▶ _WHAT YOU SHOULD DO_:
Each of the entries below needs to be given again exactly.

▶ _SOURCE RECORDS_:
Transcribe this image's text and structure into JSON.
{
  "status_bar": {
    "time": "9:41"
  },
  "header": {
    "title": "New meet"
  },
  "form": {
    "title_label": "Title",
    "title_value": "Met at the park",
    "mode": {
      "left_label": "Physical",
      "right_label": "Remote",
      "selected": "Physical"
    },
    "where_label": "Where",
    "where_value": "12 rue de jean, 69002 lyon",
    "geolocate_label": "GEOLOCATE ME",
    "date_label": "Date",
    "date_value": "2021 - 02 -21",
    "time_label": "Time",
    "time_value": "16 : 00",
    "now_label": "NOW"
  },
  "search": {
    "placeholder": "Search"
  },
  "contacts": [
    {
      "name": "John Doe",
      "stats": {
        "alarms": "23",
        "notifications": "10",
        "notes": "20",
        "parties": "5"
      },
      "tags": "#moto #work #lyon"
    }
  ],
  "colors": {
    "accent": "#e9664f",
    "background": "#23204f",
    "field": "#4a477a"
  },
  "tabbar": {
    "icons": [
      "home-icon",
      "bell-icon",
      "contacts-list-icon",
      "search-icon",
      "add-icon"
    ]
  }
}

▶ _WRITTEN SOLUTION_:
Transcribe this image's text and structure into JSON.
{
  "status_bar": {
    "time": "9:41"
  },
  "header": {
    "title": "New meet"
  },
  "form": {
    "title_label": "Title",
    "title_value": "Met at the park",
    "mode": {
      "left_label": "Physical",
      "right_label": "Remote",
      "selected": "Physical"
    },
    "where_label": "Where",
    "where_value": "12 rue de jean, 69002 lyon",
    "geolocate_label": "GEOLOCATE ME",
    "date_label": "Date",
    "date_value": "2021 - 02 -21",
    "time_label": "Time",
    "time_value": "16 : 00",
    "now_label": "NOW"
  },
  "search": {
    "placeholder": "Search"
  },
  "contacts": [
    {
      "name": "John Doe",
      "stats": {
        "alarms": "23",
        "notifications": "10",
        "notes": "20",
        "parties": "5"
      },
      "tags": "#moto #work #lyon"
    }
  ],
  "colors": {
    "accent": "#e9664f",
    "background": "#23204f",
    "field": "#4a477a"
  },
  "tabbar": {
    "icons": [
      "home-icon",
      "bell-icon",
      "contacts-list-icon",
      "search-icon",
      "add-icon"
    ]
  }
}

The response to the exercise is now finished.